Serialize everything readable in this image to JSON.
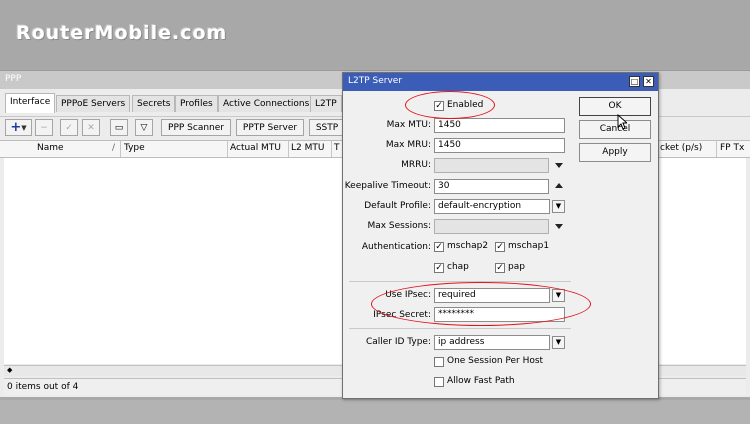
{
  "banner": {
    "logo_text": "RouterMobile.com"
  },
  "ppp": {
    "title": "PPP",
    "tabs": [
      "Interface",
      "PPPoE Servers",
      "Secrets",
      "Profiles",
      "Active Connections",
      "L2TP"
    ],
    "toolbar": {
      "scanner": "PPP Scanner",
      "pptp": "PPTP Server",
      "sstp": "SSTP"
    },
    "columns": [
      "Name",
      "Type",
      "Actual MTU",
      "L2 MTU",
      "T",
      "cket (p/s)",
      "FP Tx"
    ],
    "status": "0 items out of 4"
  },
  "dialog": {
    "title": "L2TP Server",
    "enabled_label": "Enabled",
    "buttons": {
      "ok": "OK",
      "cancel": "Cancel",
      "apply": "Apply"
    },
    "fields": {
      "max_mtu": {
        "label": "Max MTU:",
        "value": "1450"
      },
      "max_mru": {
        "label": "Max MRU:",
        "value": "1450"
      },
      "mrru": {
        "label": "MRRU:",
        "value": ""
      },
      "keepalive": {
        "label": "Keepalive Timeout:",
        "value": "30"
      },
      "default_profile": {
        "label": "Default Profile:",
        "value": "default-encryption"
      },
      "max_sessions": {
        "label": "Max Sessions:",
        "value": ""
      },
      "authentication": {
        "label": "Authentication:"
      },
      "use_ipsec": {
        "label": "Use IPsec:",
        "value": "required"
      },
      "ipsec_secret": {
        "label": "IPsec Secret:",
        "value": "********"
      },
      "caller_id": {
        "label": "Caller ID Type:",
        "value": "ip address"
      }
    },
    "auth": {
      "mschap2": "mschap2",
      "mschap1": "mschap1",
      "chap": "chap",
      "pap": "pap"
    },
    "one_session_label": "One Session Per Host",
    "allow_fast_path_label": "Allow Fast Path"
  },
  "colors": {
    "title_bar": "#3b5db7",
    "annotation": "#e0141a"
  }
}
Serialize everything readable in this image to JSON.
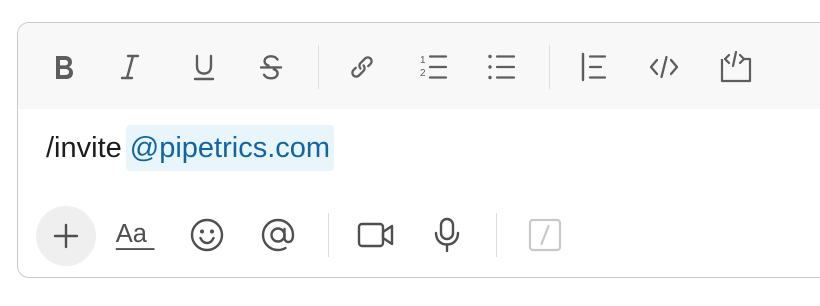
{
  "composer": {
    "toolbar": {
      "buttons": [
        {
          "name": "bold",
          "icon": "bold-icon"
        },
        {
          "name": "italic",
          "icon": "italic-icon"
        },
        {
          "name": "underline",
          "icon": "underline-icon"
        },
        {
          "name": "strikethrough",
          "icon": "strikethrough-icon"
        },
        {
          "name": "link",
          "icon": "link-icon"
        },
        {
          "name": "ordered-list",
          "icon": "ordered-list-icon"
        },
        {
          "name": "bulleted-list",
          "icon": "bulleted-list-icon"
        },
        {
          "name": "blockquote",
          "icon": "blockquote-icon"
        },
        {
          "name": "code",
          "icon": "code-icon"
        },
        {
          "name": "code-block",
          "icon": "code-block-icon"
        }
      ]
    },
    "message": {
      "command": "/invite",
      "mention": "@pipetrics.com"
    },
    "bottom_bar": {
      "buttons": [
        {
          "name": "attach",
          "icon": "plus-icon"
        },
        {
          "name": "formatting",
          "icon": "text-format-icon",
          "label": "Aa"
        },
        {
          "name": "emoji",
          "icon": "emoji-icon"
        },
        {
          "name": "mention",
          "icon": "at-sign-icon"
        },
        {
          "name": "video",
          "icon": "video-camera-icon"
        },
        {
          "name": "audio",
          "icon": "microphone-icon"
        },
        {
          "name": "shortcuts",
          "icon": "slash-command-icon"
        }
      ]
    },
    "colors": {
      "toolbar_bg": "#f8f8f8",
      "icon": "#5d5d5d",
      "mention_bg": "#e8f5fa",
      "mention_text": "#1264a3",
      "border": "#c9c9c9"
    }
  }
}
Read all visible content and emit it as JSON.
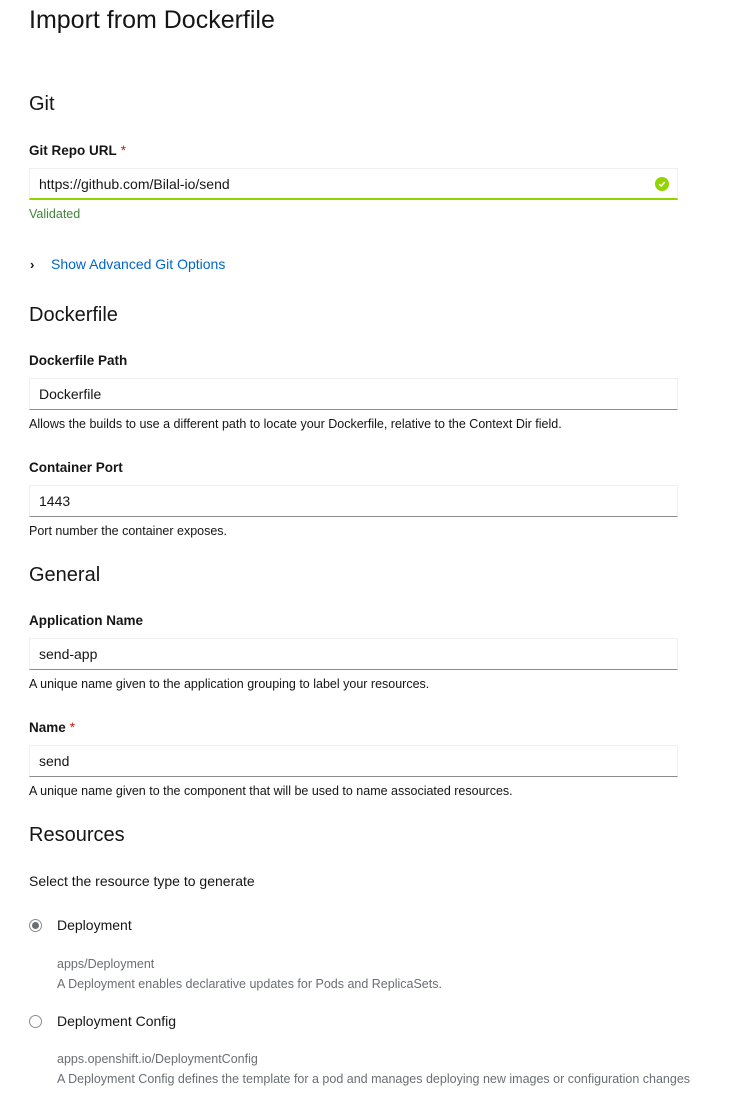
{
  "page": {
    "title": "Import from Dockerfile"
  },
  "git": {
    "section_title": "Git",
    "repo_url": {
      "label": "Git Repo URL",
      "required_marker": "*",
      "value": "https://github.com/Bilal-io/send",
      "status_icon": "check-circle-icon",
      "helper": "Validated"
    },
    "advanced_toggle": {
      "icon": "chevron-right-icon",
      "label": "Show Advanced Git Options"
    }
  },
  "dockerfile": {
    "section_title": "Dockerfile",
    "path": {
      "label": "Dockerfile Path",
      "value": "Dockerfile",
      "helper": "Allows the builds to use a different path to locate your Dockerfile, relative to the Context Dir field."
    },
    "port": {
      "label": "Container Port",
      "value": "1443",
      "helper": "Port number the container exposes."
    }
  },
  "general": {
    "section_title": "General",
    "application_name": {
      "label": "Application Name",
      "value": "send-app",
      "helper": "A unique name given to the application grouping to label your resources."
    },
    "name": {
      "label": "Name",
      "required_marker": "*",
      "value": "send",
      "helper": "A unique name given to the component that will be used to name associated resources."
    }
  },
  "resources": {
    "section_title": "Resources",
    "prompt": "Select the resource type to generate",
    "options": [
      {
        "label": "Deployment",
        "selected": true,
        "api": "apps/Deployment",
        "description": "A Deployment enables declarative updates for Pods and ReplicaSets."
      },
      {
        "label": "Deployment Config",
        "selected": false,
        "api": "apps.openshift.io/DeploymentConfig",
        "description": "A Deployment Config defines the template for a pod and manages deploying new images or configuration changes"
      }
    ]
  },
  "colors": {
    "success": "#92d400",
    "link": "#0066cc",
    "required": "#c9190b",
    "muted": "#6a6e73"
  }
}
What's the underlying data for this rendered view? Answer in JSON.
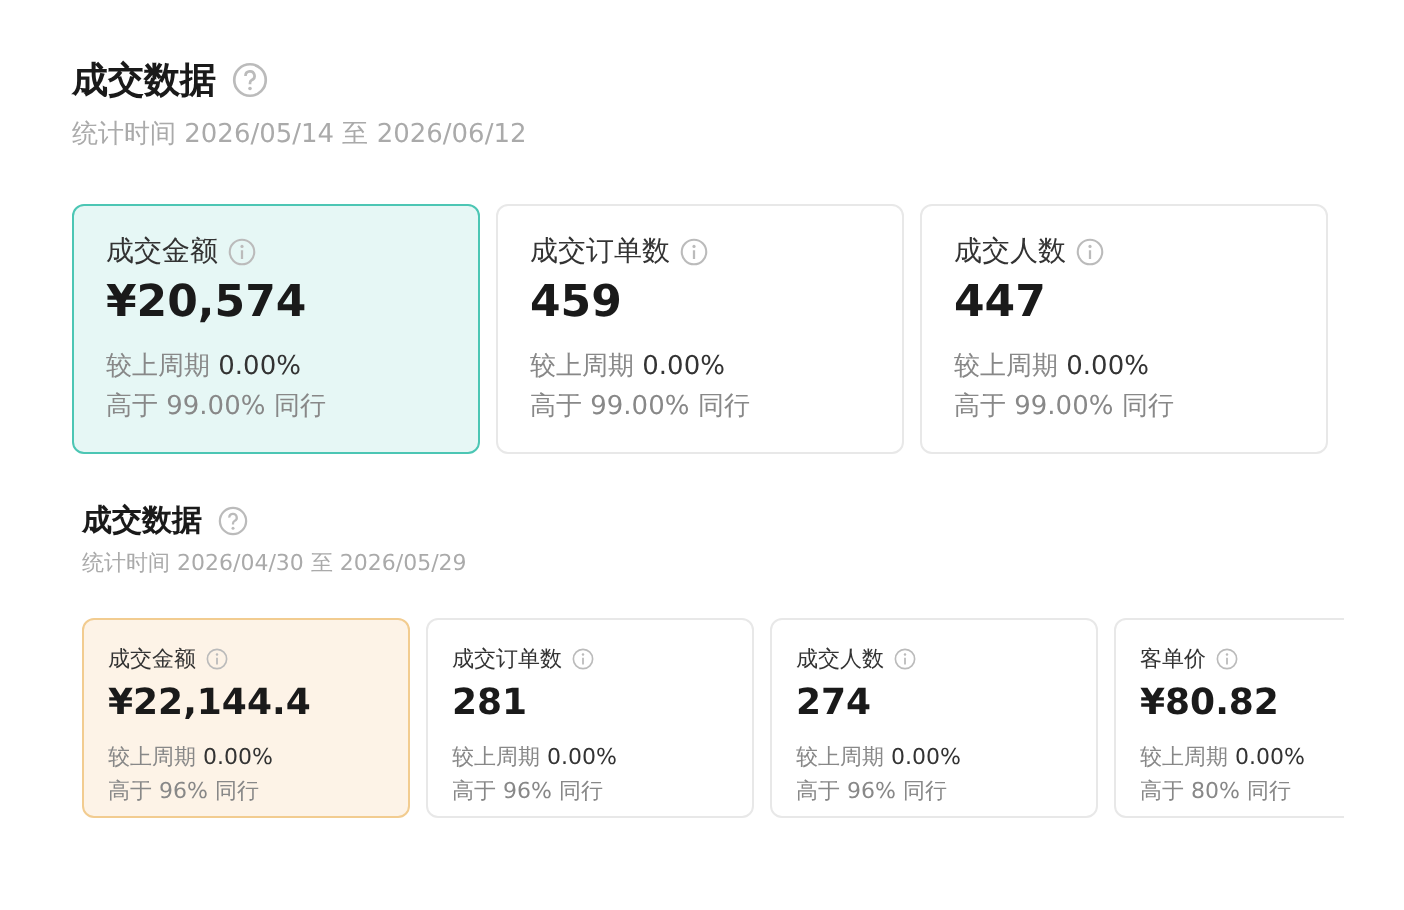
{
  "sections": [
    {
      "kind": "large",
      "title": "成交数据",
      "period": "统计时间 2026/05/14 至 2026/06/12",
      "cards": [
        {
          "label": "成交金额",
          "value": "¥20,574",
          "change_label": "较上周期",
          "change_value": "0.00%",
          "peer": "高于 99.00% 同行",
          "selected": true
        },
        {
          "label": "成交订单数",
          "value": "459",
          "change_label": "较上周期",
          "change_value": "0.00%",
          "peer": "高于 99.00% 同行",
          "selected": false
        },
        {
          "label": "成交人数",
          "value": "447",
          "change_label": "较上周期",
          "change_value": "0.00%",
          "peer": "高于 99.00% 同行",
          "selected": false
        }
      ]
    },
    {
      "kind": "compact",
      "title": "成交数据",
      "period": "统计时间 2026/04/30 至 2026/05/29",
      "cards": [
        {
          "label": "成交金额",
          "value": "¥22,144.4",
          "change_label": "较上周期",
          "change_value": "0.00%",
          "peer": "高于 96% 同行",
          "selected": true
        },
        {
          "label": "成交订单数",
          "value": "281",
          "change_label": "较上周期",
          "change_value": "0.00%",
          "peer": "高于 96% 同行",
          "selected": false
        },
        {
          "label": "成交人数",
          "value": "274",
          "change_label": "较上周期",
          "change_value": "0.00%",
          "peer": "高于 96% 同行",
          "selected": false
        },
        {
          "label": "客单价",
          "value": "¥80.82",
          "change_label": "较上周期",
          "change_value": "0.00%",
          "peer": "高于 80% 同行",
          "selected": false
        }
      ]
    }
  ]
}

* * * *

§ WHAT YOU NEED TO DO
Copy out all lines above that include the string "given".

§ ANSWER TO THE PROBLEM
      "helper": "A unique name given to the application grouping to label your resources."
      "helper": "A unique name given to the component that will be used to name associated resources."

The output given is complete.